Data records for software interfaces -

====================

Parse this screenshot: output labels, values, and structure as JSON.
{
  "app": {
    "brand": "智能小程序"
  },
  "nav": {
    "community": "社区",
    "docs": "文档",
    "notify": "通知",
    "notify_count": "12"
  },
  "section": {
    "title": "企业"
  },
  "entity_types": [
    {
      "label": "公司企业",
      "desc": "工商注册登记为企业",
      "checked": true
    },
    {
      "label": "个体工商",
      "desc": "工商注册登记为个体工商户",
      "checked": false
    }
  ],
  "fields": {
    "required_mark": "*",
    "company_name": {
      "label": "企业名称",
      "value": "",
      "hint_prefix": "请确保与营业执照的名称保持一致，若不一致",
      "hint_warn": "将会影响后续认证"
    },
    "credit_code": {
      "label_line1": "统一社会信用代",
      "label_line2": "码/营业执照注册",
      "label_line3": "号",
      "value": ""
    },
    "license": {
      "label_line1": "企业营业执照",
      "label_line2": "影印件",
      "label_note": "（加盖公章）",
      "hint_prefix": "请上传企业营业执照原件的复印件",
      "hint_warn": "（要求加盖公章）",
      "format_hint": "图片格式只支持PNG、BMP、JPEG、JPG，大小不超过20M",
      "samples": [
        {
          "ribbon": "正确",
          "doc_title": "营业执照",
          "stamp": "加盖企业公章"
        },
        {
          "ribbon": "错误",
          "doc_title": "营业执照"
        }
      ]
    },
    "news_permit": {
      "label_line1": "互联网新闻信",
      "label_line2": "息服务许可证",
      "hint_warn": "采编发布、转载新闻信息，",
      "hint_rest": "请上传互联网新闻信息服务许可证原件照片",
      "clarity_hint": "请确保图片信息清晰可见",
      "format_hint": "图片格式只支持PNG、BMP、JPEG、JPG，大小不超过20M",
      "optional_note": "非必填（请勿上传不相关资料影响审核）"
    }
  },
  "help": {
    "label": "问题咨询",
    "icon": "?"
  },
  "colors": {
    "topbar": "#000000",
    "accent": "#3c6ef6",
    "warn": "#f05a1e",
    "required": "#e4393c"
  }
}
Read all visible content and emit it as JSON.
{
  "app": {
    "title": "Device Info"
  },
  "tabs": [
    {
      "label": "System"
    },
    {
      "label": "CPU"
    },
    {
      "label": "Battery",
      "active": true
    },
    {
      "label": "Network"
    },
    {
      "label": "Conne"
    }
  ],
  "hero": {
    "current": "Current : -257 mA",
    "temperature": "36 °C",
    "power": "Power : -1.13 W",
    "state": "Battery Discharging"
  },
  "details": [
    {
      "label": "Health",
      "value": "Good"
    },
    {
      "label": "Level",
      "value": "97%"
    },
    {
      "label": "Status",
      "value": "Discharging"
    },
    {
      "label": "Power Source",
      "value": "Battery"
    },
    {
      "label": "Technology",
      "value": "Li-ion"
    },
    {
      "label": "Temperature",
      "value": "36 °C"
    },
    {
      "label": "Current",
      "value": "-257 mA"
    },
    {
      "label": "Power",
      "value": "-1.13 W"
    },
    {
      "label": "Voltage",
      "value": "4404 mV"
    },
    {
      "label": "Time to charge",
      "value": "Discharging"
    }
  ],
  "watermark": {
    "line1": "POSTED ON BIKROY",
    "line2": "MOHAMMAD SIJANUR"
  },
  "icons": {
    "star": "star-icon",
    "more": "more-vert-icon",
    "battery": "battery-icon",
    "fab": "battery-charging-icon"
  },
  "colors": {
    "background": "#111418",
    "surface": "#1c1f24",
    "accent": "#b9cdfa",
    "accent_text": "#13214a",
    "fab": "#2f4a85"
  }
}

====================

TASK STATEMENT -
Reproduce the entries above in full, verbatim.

RESPONSE AREA -
Parse this screenshot: output labels, values, and structure as JSON.
{
  "app": {
    "brand": "智能小程序"
  },
  "nav": {
    "community": "社区",
    "docs": "文档",
    "notify": "通知",
    "notify_count": "12"
  },
  "section": {
    "title": "企业"
  },
  "entity_types": [
    {
      "label": "公司企业",
      "desc": "工商注册登记为企业",
      "checked": true
    },
    {
      "label": "个体工商",
      "desc": "工商注册登记为个体工商户",
      "checked": false
    }
  ],
  "fields": {
    "required_mark": "*",
    "company_name": {
      "label": "企业名称",
      "value": "",
      "hint_prefix": "请确保与营业执照的名称保持一致，若不一致",
      "hint_warn": "将会影响后续认证"
    },
    "credit_code": {
      "label_line1": "统一社会信用代",
      "label_line2": "码/营业执照注册",
      "label_line3": "号",
      "value": ""
    },
    "license": {
      "label_line1": "企业营业执照",
      "label_line2": "影印件",
      "label_note": "（加盖公章）",
      "hint_prefix": "请上传企业营业执照原件的复印件",
      "hint_warn": "（要求加盖公章）",
      "format_hint": "图片格式只支持PNG、BMP、JPEG、JPG，大小不超过20M",
      "samples": [
        {
          "ribbon": "正确",
          "doc_title": "营业执照",
          "stamp": "加盖企业公章"
        },
        {
          "ribbon": "错误",
          "doc_title": "营业执照"
        }
      ]
    },
    "news_permit": {
      "label_line1": "互联网新闻信",
      "label_line2": "息服务许可证",
      "hint_warn": "采编发布、转载新闻信息，",
      "hint_rest": "请上传互联网新闻信息服务许可证原件照片",
      "clarity_hint": "请确保图片信息清晰可见",
      "format_hint": "图片格式只支持PNG、BMP、JPEG、JPG，大小不超过20M",
      "optional_note": "非必填（请勿上传不相关资料影响审核）"
    }
  },
  "help": {
    "label": "问题咨询",
    "icon": "?"
  },
  "colors": {
    "topbar": "#000000",
    "accent": "#3c6ef6",
    "warn": "#f05a1e",
    "required": "#e4393c"
  }
}
Read all visible content and emit it as JSON.
{
  "app": {
    "title": "Device Info"
  },
  "tabs": [
    {
      "label": "System"
    },
    {
      "label": "CPU"
    },
    {
      "label": "Battery",
      "active": true
    },
    {
      "label": "Network"
    },
    {
      "label": "Conne"
    }
  ],
  "hero": {
    "current": "Current : -257 mA",
    "temperature": "36 °C",
    "power": "Power : -1.13 W",
    "state": "Battery Discharging"
  },
  "details": [
    {
      "label": "Health",
      "value": "Good"
    },
    {
      "label": "Level",
      "value": "97%"
    },
    {
      "label": "Status",
      "value": "Discharging"
    },
    {
      "label": "Power Source",
      "value": "Battery"
    },
    {
      "label": "Technology",
      "value": "Li-ion"
    },
    {
      "label": "Temperature",
      "value": "36 °C"
    },
    {
      "label": "Current",
      "value": "-257 mA"
    },
    {
      "label": "Power",
      "value": "-1.13 W"
    },
    {
      "label": "Voltage",
      "value": "4404 mV"
    },
    {
      "label": "Time to charge",
      "value": "Discharging"
    }
  ],
  "watermark": {
    "line1": "POSTED ON BIKROY",
    "line2": "MOHAMMAD SIJANUR"
  },
  "icons": {
    "star": "star-icon",
    "more": "more-vert-icon",
    "battery": "battery-icon",
    "fab": "battery-charging-icon"
  },
  "colors": {
    "background": "#111418",
    "surface": "#1c1f24",
    "accent": "#b9cdfa",
    "accent_text": "#13214a",
    "fab": "#2f4a85"
  }
}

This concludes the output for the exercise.